Even more important, however, were
humanitarian concerns. At the Congress of Vienna, Britain pressed the
other powers to bar the trade in slaves but achieved only a commitment
in principle to its eventual abolition. Those profiting from slavery
mocked the hypocrisy of British concern for African slaves while His
Majesty's own subjects languished in involuntary servitude along the
Barbary Coast. The taunts stung.
Then a British naval officer, Commander Walter Croker, visited Algiers. He wrote an incendiary letter
decrying the "cruelties practiced on Christians of every nation, and of
indiscriminate slaughter, involving our own countrymen." When sending the letter to a government minister failed to produce the desired effect, he
published it, touching off a media firestorm. Parliament demanded
action. William Wilberforce, an inveterate critic of slavery, condemned
"the evils...which had been so long tolerated," and called for "cannon
balls" instead of the payment of any ransom.
Exmouth, the British commander in the Mediterranean, was dispatched to
secure a solution. In Tripoli, he ransomed 468 slaves and secured a
commitment to end the practice. Tunis, too, capitulated, ransoming some
slaves, releasing others, and pledging at least to treat future captives
as prisoners. Algiers, however, proved more defiant, and Exmouth
retired to England in frustration.
The slaughter of some 200
fishermen from the Italian states provided a fresh impetus for action.
Exmouth returned at the head of a powerful fleet. In Gibraltar, he met
up with a squadron of Dutch frigates, and its commander pledged his
support. They sailed, together, for Algiers and delivered their
ultimatum. Receiving no response, they proceeded to bombard the
fortifications, leveling half the city in the process.
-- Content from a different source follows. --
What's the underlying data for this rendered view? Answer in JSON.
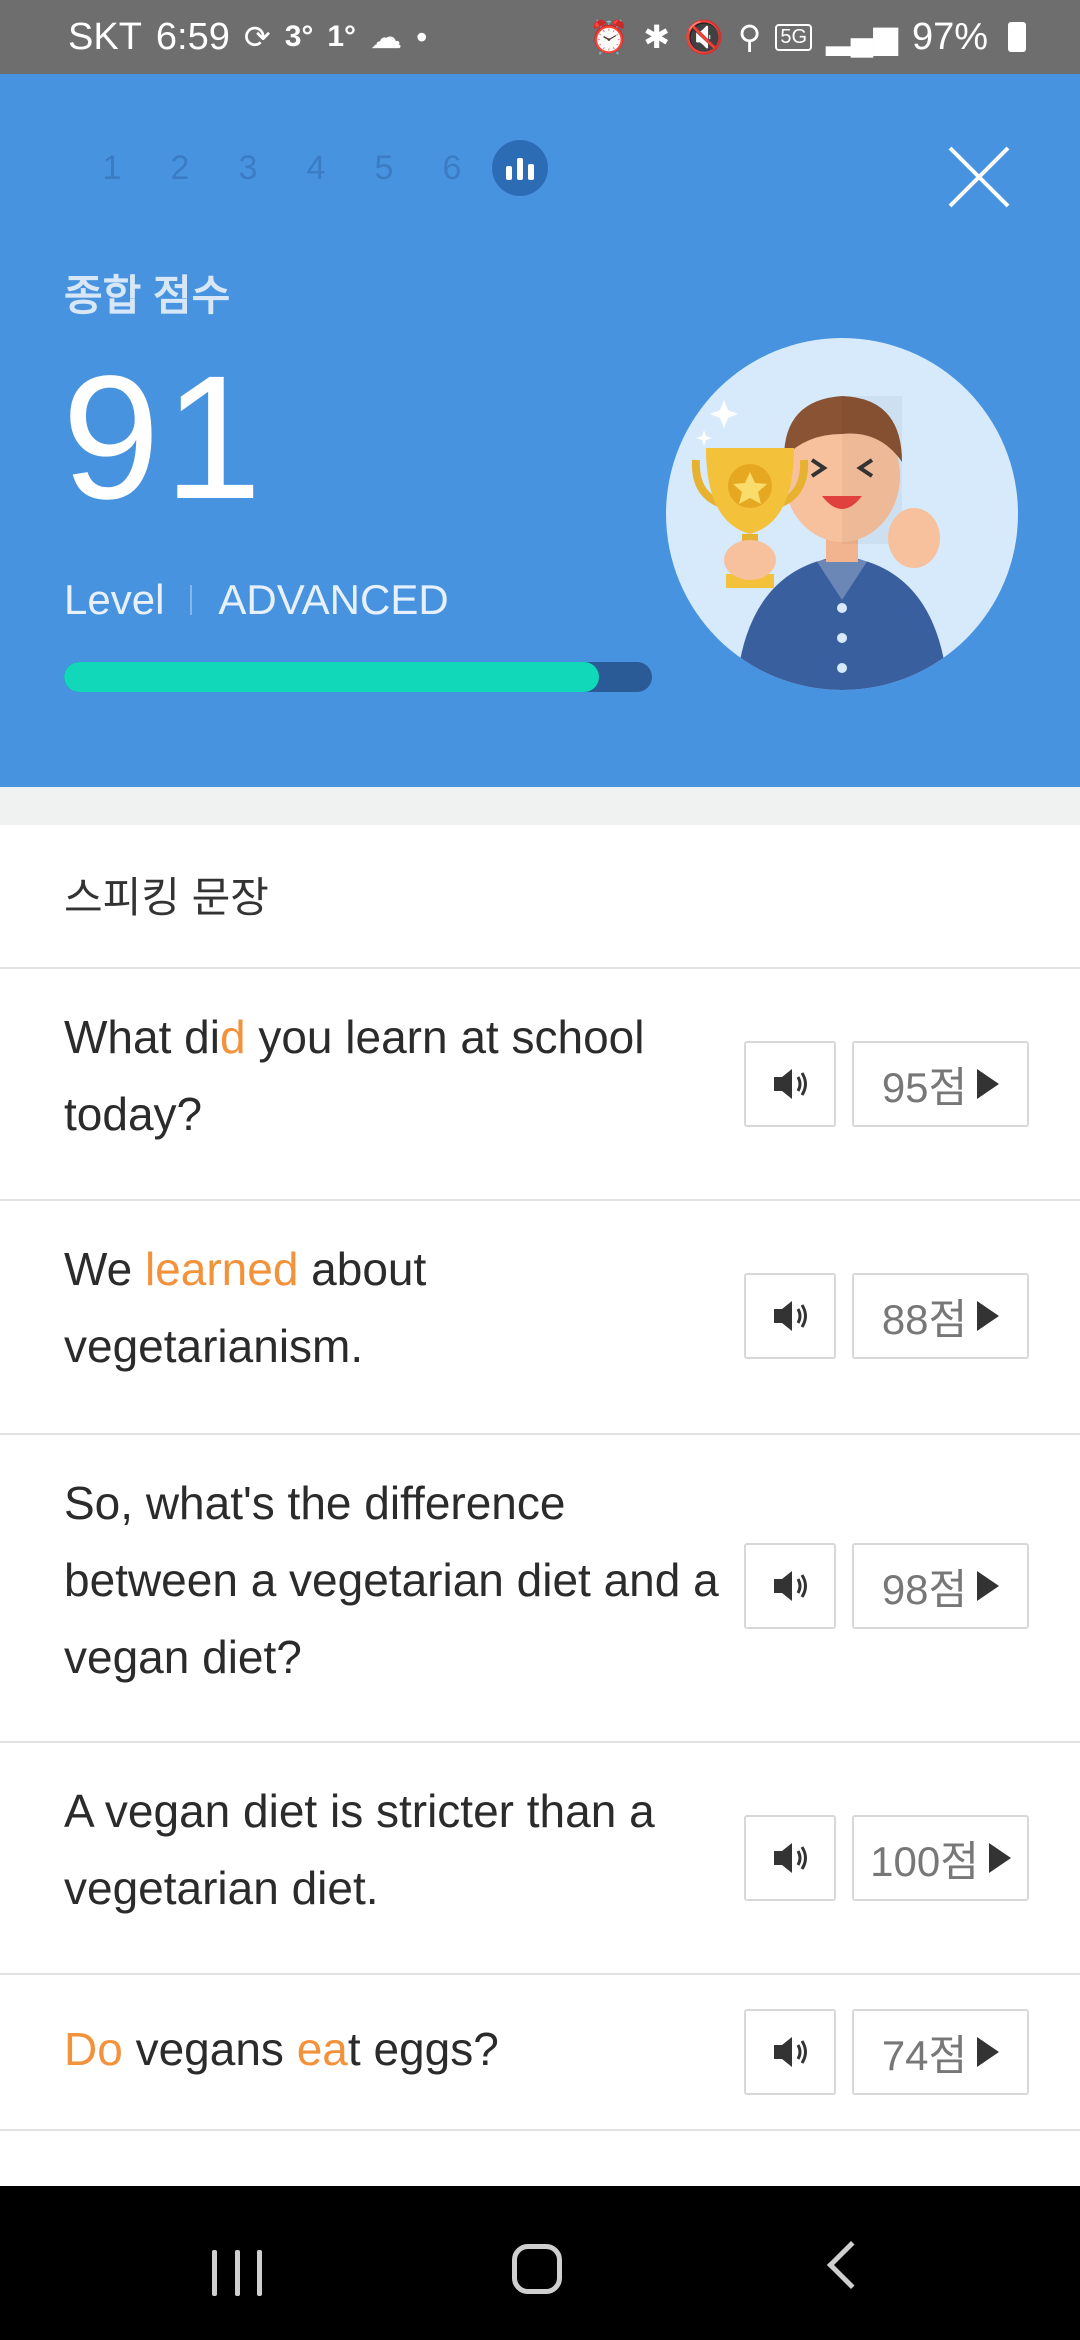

Exmouth demanded
the Dey's surrender, distinguishing between the ruler and his populace by adding that as "England does not war for the
destruction of cities, I am unwilling to
visit your personal cruelties upon the unoffending inhabitants of the
country." (It was a fine sentiment, but perhaps one that the inhabitants of the rubble of Algiers,
slaves included, were poorly disposed to appreciate.) More than three thousand captives were released.
Back in Britain, Parliament congratulated
Exmouth on a victory "most favourable to the interests of humanity,"
and the Duke of Clarence declared that British action had been "actuated by a pure feeling of humanity towards
the rest of the world." Plays and pamphlets celebrated the triumph, and
Britain engaged in an extended bout of self-congratulation.
Over the longer term, though, the results of the expedition proved more equivocal. The
offending rulers were not deposed. Piracy and slavery declined, but
neither immediately disappeared. European intervention in North Africa
would only escalate in the decades that followed.